### MATERIAL SHOWN

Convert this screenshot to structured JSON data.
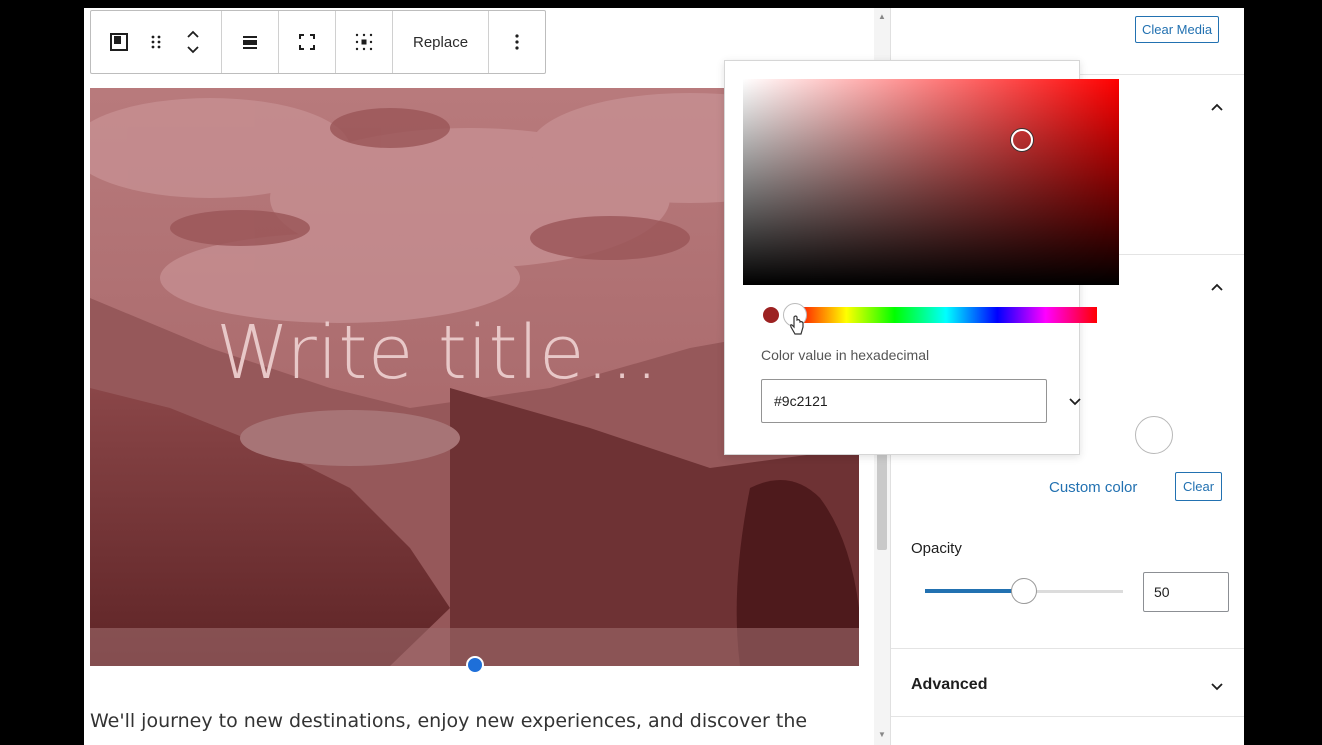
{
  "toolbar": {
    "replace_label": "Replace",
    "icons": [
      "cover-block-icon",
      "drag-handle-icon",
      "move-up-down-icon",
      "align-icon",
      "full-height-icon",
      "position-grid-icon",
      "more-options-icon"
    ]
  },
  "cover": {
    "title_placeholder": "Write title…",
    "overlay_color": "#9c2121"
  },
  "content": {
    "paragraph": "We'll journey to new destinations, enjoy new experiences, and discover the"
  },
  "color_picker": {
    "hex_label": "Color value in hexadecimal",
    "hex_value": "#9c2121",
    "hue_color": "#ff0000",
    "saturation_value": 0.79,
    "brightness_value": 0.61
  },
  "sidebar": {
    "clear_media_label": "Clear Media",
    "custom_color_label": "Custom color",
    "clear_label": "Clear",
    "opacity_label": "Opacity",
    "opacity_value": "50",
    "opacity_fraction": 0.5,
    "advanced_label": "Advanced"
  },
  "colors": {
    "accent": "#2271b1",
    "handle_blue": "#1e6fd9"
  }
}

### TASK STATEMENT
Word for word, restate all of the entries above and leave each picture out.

### REPLY
Convert this screenshot to structured JSON data.
{
  "toolbar": {
    "replace_label": "Replace",
    "icons": [
      "cover-block-icon",
      "drag-handle-icon",
      "move-up-down-icon",
      "align-icon",
      "full-height-icon",
      "position-grid-icon",
      "more-options-icon"
    ]
  },
  "cover": {
    "title_placeholder": "Write title…",
    "overlay_color": "#9c2121"
  },
  "content": {
    "paragraph": "We'll journey to new destinations, enjoy new experiences, and discover the"
  },
  "color_picker": {
    "hex_label": "Color value in hexadecimal",
    "hex_value": "#9c2121",
    "hue_color": "#ff0000",
    "saturation_value": 0.79,
    "brightness_value": 0.61
  },
  "sidebar": {
    "clear_media_label": "Clear Media",
    "custom_color_label": "Custom color",
    "clear_label": "Clear",
    "opacity_label": "Opacity",
    "opacity_value": "50",
    "opacity_fraction": 0.5,
    "advanced_label": "Advanced"
  },
  "colors": {
    "accent": "#2271b1",
    "handle_blue": "#1e6fd9"
  }
}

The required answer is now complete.